Exercise brief:
The expected output is each line below containing "false", copied in full.

Record extracts:
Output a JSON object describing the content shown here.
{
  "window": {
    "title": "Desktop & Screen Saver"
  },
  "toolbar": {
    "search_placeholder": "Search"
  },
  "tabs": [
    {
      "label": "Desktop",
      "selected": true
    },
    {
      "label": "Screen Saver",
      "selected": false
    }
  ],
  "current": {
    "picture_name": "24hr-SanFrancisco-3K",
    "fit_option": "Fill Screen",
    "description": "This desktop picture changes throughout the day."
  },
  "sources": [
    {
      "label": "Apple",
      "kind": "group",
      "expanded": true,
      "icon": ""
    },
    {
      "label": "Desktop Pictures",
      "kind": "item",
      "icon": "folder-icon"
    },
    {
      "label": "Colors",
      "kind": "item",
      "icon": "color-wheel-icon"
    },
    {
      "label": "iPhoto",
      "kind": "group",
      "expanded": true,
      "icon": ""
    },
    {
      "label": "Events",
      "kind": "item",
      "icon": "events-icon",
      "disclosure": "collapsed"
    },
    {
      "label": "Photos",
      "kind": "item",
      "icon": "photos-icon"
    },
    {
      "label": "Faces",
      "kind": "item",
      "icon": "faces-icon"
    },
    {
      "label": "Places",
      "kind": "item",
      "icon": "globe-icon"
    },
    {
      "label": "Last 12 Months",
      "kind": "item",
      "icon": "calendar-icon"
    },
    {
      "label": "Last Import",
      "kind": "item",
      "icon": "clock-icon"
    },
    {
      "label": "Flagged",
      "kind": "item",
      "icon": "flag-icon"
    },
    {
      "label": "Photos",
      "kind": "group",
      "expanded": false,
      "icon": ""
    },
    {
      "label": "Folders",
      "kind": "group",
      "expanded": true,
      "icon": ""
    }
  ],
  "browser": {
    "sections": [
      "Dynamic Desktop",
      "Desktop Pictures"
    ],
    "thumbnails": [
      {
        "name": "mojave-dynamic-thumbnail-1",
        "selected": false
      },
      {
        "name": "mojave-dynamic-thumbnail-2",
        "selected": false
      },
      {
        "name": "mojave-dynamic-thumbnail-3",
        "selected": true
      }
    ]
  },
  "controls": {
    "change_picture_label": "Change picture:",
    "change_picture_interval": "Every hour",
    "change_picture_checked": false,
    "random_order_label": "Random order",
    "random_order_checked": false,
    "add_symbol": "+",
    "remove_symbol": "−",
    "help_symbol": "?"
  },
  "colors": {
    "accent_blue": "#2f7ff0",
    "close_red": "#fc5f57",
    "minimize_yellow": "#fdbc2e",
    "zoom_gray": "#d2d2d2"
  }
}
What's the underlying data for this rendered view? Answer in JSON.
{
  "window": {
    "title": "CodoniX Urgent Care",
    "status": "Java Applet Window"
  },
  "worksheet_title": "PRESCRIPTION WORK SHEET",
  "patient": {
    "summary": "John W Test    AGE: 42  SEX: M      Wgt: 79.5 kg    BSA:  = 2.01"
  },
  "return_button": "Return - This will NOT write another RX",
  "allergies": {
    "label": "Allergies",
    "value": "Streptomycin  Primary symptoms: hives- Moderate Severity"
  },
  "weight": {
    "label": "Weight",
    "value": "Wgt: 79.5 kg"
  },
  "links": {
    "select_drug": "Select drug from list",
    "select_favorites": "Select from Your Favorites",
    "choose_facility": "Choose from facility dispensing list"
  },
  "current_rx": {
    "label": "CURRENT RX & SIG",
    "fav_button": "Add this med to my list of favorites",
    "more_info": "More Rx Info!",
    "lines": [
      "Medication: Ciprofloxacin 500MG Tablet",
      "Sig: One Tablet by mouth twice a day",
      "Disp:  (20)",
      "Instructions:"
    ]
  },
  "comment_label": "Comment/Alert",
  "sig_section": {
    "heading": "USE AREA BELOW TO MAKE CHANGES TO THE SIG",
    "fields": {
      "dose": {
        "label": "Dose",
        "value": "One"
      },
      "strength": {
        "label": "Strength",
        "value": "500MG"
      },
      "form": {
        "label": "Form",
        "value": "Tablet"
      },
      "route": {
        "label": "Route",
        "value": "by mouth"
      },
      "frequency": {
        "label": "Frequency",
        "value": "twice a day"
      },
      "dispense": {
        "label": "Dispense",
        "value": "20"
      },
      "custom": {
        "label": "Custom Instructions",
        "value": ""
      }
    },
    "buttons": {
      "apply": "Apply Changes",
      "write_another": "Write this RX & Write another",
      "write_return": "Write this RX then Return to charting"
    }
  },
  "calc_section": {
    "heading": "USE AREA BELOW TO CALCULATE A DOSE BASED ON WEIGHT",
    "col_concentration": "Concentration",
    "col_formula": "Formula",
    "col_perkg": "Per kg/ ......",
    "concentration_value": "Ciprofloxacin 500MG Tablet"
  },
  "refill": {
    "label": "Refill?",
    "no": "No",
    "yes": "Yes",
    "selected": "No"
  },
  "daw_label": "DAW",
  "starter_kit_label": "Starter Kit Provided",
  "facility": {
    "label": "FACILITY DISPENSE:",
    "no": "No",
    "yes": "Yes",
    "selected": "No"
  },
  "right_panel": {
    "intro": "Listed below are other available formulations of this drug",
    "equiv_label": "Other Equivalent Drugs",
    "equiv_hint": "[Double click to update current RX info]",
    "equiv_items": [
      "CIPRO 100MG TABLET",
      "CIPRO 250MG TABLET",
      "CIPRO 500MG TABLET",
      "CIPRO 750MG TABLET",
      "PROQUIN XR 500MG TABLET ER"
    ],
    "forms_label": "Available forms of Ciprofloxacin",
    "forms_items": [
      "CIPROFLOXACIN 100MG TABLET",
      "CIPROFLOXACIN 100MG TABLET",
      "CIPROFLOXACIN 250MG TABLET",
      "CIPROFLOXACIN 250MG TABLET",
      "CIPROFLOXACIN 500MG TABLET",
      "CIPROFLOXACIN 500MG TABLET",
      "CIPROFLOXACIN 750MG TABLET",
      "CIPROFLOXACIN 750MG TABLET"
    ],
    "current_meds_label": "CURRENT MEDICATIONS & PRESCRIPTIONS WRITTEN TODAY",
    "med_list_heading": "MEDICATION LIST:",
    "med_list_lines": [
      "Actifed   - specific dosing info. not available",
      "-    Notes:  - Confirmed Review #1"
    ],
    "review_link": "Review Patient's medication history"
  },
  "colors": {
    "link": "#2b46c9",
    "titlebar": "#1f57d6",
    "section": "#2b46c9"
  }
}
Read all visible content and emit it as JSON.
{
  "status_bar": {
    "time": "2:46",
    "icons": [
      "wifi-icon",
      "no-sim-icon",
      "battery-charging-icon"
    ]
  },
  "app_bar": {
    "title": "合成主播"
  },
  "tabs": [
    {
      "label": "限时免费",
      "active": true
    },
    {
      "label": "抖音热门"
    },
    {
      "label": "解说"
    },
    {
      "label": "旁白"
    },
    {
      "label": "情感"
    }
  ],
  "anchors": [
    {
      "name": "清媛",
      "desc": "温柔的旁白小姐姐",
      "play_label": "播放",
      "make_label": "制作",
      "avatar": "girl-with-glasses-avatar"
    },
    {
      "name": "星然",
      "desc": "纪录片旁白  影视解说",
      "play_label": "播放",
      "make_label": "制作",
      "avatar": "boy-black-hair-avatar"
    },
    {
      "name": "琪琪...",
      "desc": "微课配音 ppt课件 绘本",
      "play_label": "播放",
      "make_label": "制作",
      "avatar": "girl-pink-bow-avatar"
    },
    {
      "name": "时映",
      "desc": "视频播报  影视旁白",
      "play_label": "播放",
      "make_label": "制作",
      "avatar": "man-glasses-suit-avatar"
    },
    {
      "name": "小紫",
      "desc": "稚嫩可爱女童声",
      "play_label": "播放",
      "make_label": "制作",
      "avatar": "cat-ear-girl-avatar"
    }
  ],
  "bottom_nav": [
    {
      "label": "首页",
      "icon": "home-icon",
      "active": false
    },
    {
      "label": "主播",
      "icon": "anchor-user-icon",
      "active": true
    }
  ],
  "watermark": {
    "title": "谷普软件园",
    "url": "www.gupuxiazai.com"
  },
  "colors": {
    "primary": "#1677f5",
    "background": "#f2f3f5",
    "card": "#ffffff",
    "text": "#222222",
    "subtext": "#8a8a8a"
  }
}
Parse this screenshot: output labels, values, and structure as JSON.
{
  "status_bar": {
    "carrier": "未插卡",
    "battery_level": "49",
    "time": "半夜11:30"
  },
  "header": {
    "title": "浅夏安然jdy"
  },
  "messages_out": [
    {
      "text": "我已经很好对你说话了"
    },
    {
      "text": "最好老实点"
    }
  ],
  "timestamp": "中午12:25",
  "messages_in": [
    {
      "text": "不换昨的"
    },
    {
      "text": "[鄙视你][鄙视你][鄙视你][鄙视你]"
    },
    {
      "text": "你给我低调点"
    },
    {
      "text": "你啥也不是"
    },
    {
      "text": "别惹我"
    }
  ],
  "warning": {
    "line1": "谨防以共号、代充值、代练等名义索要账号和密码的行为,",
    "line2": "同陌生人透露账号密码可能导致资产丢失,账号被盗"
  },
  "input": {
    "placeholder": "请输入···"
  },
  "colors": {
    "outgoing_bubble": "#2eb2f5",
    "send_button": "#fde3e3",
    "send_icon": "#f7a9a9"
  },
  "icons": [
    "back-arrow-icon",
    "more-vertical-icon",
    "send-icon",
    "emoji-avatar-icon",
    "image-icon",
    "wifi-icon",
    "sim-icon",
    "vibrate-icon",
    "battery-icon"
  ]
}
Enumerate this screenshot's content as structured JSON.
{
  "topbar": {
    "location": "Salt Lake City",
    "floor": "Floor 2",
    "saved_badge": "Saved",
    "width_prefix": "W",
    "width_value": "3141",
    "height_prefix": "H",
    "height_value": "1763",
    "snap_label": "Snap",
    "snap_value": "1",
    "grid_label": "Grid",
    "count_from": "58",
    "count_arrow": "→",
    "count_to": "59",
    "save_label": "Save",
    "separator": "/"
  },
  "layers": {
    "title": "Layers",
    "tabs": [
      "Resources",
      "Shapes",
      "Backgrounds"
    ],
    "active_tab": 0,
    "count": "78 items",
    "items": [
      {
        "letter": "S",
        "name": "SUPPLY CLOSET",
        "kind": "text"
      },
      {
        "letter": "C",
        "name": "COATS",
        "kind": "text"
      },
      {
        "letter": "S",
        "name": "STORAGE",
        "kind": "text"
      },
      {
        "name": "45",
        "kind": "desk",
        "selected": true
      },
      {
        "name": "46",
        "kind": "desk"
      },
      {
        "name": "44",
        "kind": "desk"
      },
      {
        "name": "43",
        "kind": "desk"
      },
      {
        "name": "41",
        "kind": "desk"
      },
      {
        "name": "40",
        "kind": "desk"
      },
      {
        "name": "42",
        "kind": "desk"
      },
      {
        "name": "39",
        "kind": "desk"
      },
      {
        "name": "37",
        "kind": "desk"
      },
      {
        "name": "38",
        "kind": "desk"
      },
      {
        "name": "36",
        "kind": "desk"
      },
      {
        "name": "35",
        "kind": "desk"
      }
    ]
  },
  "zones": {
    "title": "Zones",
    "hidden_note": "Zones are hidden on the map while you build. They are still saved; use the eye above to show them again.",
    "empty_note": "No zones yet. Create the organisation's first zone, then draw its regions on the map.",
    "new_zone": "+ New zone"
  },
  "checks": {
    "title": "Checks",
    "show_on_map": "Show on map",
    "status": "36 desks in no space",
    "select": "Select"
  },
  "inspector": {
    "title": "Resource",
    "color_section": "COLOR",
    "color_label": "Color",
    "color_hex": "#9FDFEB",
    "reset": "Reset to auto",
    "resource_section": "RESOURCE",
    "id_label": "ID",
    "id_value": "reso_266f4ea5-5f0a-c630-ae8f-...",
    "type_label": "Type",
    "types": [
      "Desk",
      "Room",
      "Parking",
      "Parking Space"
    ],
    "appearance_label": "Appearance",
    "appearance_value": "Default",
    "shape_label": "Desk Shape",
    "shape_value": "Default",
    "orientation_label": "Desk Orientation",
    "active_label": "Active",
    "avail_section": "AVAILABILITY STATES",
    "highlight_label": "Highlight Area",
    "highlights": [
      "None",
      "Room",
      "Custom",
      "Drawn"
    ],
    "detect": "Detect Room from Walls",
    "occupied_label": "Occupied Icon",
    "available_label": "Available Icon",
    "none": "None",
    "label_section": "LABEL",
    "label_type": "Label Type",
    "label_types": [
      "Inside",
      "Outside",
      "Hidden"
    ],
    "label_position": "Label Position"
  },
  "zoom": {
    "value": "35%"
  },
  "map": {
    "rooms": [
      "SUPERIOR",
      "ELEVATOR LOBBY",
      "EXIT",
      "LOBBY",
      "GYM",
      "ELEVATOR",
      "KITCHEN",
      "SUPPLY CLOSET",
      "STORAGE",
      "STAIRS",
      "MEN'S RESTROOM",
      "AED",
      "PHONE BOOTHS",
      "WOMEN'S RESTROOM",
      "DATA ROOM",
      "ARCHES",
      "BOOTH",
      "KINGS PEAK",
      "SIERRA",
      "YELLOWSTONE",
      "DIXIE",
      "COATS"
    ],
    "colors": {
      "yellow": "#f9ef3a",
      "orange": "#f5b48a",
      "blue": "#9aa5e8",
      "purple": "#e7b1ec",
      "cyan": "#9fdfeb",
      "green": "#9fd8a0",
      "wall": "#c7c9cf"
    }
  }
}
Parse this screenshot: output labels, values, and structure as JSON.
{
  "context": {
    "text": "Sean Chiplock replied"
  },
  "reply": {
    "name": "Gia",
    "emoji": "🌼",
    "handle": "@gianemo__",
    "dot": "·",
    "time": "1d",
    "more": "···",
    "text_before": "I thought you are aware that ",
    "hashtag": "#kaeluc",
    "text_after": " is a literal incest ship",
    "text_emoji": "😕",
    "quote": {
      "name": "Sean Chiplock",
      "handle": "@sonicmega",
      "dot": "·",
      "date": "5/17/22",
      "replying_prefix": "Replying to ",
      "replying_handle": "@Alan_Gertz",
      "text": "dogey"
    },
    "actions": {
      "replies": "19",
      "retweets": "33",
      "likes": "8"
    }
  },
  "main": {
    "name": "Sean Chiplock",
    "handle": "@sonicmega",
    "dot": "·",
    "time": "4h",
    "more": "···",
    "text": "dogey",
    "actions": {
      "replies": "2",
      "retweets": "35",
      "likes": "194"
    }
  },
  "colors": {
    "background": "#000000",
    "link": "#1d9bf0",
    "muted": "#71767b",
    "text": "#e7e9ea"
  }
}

Solution for this task:
      "selected": false
      "expanded": false,
        "selected": false
        "selected": false
    "change_picture_checked": false,
    "random_order_checked": false,
      "active": false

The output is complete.